The Belgian man rushed down one morning to tell me about a bird he'd seen on one of the lawns. His English was good but not perfect and he only knew the Flemish name for what he'd seen, which was a "Hop". All I had to go was a bird with a sticky up bit on its head and this word "Hop"...a HOOPOE!
We went back to where he'd seen it but it had already gone. I was a bit gutted as I've not actually seen a Hoopoe before but out of the hedge popped a consolation prize, by way of a smart, little Bluethroat:

I sat quietly and enjoyed watching it pick worms out, eventually feeding about 10ft from me. Well chuffed! It was also a first for Arsene, our new Belgian friend, so a nice little touch.

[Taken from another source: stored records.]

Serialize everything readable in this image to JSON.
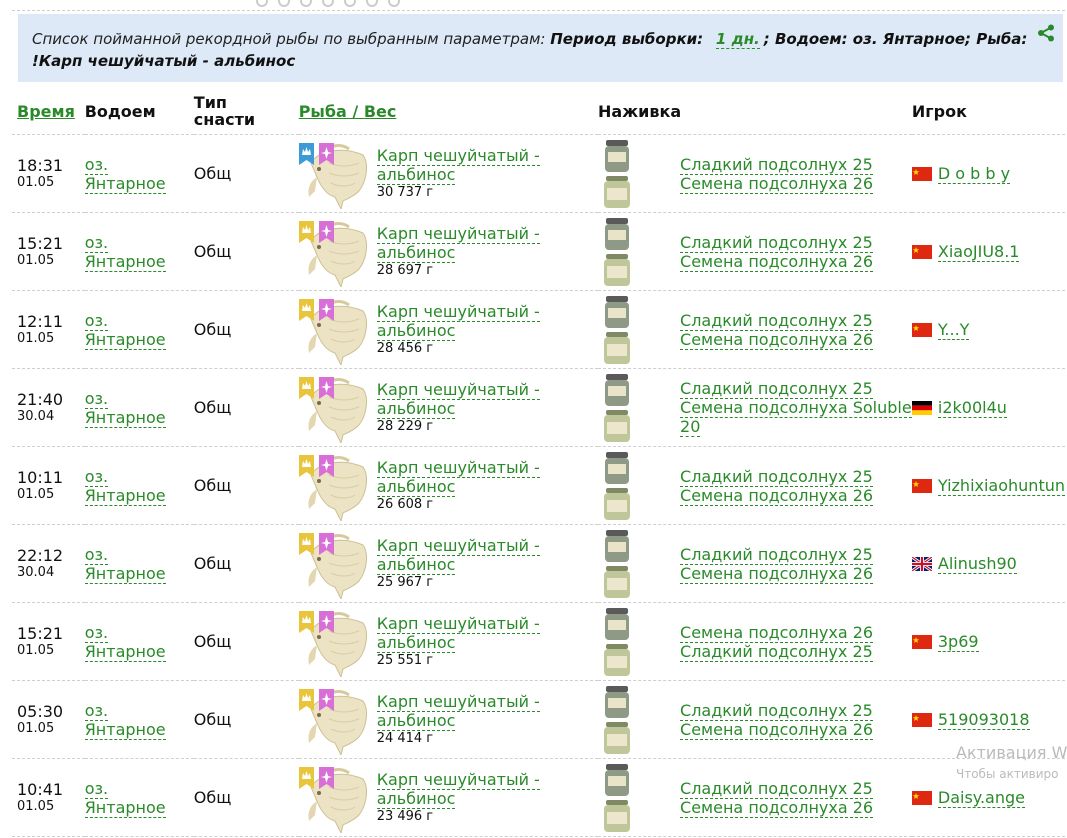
{
  "info": {
    "lead": "Список пойманной рекордной рыбы по выбранным параметрам:",
    "period_label": "Период выборки:",
    "period_value": "1 дн.",
    "rest": "; Водоем: оз. Янтарное; Рыба: !Карп чешуйчатый - альбинос"
  },
  "headers": {
    "time": "Время",
    "lake": "Водоем",
    "tackle": "Тип снасти",
    "fish": "Рыба / Вес",
    "bait": "Наживка",
    "player": "Игрок"
  },
  "rows": [
    {
      "time": "18:31",
      "date": "01.05",
      "lake1": "оз.",
      "lake2": "Янтарное",
      "tackle": "Общ",
      "fish1": "Карп чешуйчатый -",
      "fish2": "альбинос",
      "weight": "30 737 г",
      "bait1": "Сладкий подсолнух 25",
      "bait2": "Семена подсолнуха 26",
      "bait3": "",
      "player": "D o b b y",
      "flag": "cn",
      "badge": "blue"
    },
    {
      "time": "15:21",
      "date": "01.05",
      "lake1": "оз.",
      "lake2": "Янтарное",
      "tackle": "Общ",
      "fish1": "Карп чешуйчатый -",
      "fish2": "альбинос",
      "weight": "28 697 г",
      "bait1": "Сладкий подсолнух 25",
      "bait2": "Семена подсолнуха 26",
      "bait3": "",
      "player": "XiaoJIU8.1",
      "flag": "cn",
      "badge": "gold"
    },
    {
      "time": "12:11",
      "date": "01.05",
      "lake1": "оз.",
      "lake2": "Янтарное",
      "tackle": "Общ",
      "fish1": "Карп чешуйчатый -",
      "fish2": "альбинос",
      "weight": "28 456 г",
      "bait1": "Сладкий подсолнух 25",
      "bait2": "Семена подсолнуха 26",
      "bait3": "",
      "player": "Y...Y",
      "flag": "cn",
      "badge": "gold"
    },
    {
      "time": "21:40",
      "date": "30.04",
      "lake1": "оз.",
      "lake2": "Янтарное",
      "tackle": "Общ",
      "fish1": "Карп чешуйчатый -",
      "fish2": "альбинос",
      "weight": "28 229 г",
      "bait1": "Сладкий подсолнух 25",
      "bait2": "Семена подсолнуха Soluble",
      "bait3": "20",
      "player": "i2k00l4u",
      "flag": "de",
      "badge": "gold"
    },
    {
      "time": "10:11",
      "date": "01.05",
      "lake1": "оз.",
      "lake2": "Янтарное",
      "tackle": "Общ",
      "fish1": "Карп чешуйчатый -",
      "fish2": "альбинос",
      "weight": "26 608 г",
      "bait1": "Сладкий подсолнух 25",
      "bait2": "Семена подсолнуха 26",
      "bait3": "",
      "player": "Yizhixiaohuntun",
      "flag": "cn",
      "badge": "gold"
    },
    {
      "time": "22:12",
      "date": "30.04",
      "lake1": "оз.",
      "lake2": "Янтарное",
      "tackle": "Общ",
      "fish1": "Карп чешуйчатый -",
      "fish2": "альбинос",
      "weight": "25 967 г",
      "bait1": "Сладкий подсолнух 25",
      "bait2": "Семена подсолнуха 26",
      "bait3": "",
      "player": "Alinush90",
      "flag": "gb",
      "badge": "gold"
    },
    {
      "time": "15:21",
      "date": "01.05",
      "lake1": "оз.",
      "lake2": "Янтарное",
      "tackle": "Общ",
      "fish1": "Карп чешуйчатый -",
      "fish2": "альбинос",
      "weight": "25 551 г",
      "bait1": "Семена подсолнуха 26",
      "bait2": "Сладкий подсолнух 25",
      "bait3": "",
      "player": "3p69",
      "flag": "cn",
      "badge": "gold"
    },
    {
      "time": "05:30",
      "date": "01.05",
      "lake1": "оз.",
      "lake2": "Янтарное",
      "tackle": "Общ",
      "fish1": "Карп чешуйчатый -",
      "fish2": "альбинос",
      "weight": "24 414 г",
      "bait1": "Сладкий подсолнух 25",
      "bait2": "Семена подсолнуха 26",
      "bait3": "",
      "player": "519093018",
      "flag": "cn",
      "badge": "gold"
    },
    {
      "time": "10:41",
      "date": "01.05",
      "lake1": "оз.",
      "lake2": "Янтарное",
      "tackle": "Общ",
      "fish1": "Карп чешуйчатый -",
      "fish2": "альбинос",
      "weight": "23 496 г",
      "bait1": "Сладкий подсолнух 25",
      "bait2": "Семена подсолнуха 26",
      "bait3": "",
      "player": "Daisy.ange",
      "flag": "cn",
      "badge": "gold"
    }
  ],
  "watermark": {
    "line1": "Активация W",
    "line2": "Чтобы активиро"
  },
  "colors": {
    "link": "#2a8a2a",
    "info_bg": "#dde9f6",
    "badge_gold": "#e8c53a",
    "badge_blue": "#3c9ad6",
    "badge_pink": "#d86fd6"
  }
}
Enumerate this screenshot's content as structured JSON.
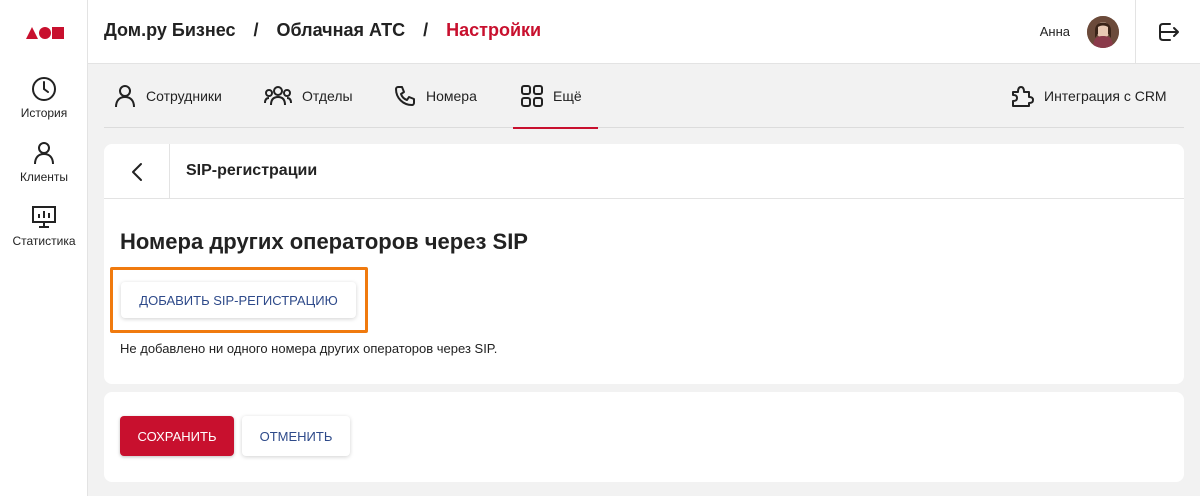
{
  "header": {
    "breadcrumbs": [
      "Дом.ру Бизнес",
      "Облачная АТС",
      "Настройки"
    ],
    "separator": "/",
    "user_name": "Анна"
  },
  "sidebar": {
    "items": [
      {
        "label": "История",
        "icon": "clock-icon"
      },
      {
        "label": "Клиенты",
        "icon": "person-icon"
      },
      {
        "label": "Статистика",
        "icon": "chart-monitor-icon"
      }
    ]
  },
  "tabs": [
    {
      "label": "Сотрудники",
      "icon": "person-icon"
    },
    {
      "label": "Отделы",
      "icon": "group-icon"
    },
    {
      "label": "Номера",
      "icon": "phone-icon"
    },
    {
      "label": "Ещё",
      "icon": "grid-icon",
      "active": true
    },
    {
      "label": "Интеграция с CRM",
      "icon": "puzzle-icon"
    }
  ],
  "card": {
    "title": "SIP-регистрации",
    "section_title": "Номера других операторов через SIP",
    "add_button": "ДОБАВИТЬ SIP-РЕГИСТРАЦИЮ",
    "empty_text": "Не добавлено ни одного номера других операторов через SIP."
  },
  "actions": {
    "save": "СОХРАНИТЬ",
    "cancel": "ОТМЕНИТЬ"
  },
  "colors": {
    "accent": "#c8102e",
    "link": "#2e4a8a",
    "highlight": "#f07a0e"
  }
}
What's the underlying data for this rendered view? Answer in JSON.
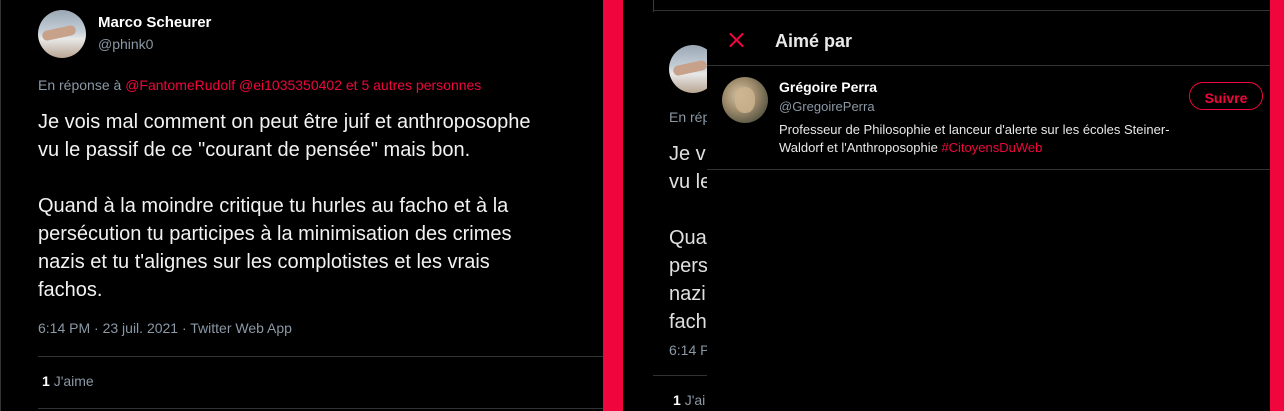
{
  "left_tweet": {
    "author_name": "Marco Scheurer",
    "author_handle": "@phink0",
    "reply_prefix": "En réponse à",
    "reply_mention_1": "@FantomeRudolf",
    "reply_mention_2": "@ei1035350402",
    "reply_others": "et 5 autres personnes",
    "body": "Je vois mal comment on peut être juif et anthroposophe\nvu le passif de ce \"courant de pensée\" mais bon.\n\nQuand à la moindre critique tu hurles au facho et à la\npersécution tu participes à la minimisation des crimes\nnazis et tu t'alignes sur les complotistes et les vrais\nfachos.",
    "timestamp": "6:14 PM · 23 juil. 2021 · Twitter Web App",
    "like_count": "1",
    "like_label": "J'aime"
  },
  "right_background": {
    "reply_fragment": "En rép",
    "body_fragment": "Je v\nvu le\n\nQua\npers\nnazi\nfach",
    "timestamp_fragment": "6:14 P",
    "like_count": "1",
    "like_label": "J'ai"
  },
  "modal": {
    "title": "Aimé par",
    "user": {
      "name": "Grégoire Perra",
      "handle": "@GregoirePerra",
      "follow_label": "Suivre",
      "bio_text": "Professeur de Philosophie et lanceur d'alerte sur les écoles Steiner-\nWaldorf et l'Anthroposophie ",
      "bio_hashtag": "#CitoyensDuWeb"
    }
  },
  "colors": {
    "accent": "#f0063d",
    "background": "#000000",
    "secondary_text": "#8b98a5",
    "divider": "#2f3336"
  },
  "icons": [
    "close-icon"
  ]
}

Back to the beach and not long after our lovely little Bluethroat, did an Osprey drop in for a spot of fishing. It was bold and not phased one iota, usually sitting on a boat while the passengers where sitting beneath it. I was over the moon to get such close views of this beautiful Bird of Prey:

I'm particularly fond of this shot I got, as the sun was going down and it dropped down for one last feed. What a bird:

As fate (not that I particularly believe in all that) would have it, I had to go back to our room to grab something I'd forgotten earlier. As I looked up, I saw this outline against the bright sky:

You won't need 3 guesses at that; a Hoopoe - or Hop! I had good enough views where it was but it dropped down in front of me to feed and I couldn't have asked for any more really:

As well as the birds in the photos, I also saw:

  • African Rock Martins
  • Swallows
  • Feral Pigeons
  • Rock Doves
  • Kestrels (I also had 2 that looked a good shout for LESSER Kestrels, but can't be certain)
  • A single, big Swift sp. also flew over but didn't hang around long enough for a better look. As someone suggested, it could also, possibly have been a Sooty Falcon? I'll never know.
  • Another one that got away was a single, brief look at what looked like a female of a Shrike species. Red-backed/Woodchat kind of looking - again, I'll never know. 
We also had a Little Owl fly over our dinner table shortly after dusk one day. It caused a little confusion at first as it looked like fine in shape/size and its call fit the bill too, but it was just so pale, that it was making me doubt myself.
It was only when I saw this in the Collins guide that it made sense. A Middle East race of Little Owl, by the name of 'Lilith'

For the other wildlife, we saw plenty of Plain Tiger Butterflies:

I've not looked into this next one thoroughly but, I believe it's a Little Tiger Blue Butterfly:

Lastly for the butterflies, this looks like a Brimstone species but when you compare the wing shape to our UK Brimstones, it's not the same but I've not got around to pin-pointing it just yet:

and one of our UK Brimstones for comparison:

This ladybird landed on the beach bag one day. It has 7 spots but clearly not a 7-spot as we know them:
Many thanks to Helen Baker, Helen Roy and Dr Richard Comont for ID'ing it for me. It is Hippodamia variegata.

Other than a few hundred Ants, we had a few of these Lizards let themselves into our room. Quite cute though:

Sorry it's gone on a bit, hopefully not too boring! Thanks for reading...

No comments:

Post a Comment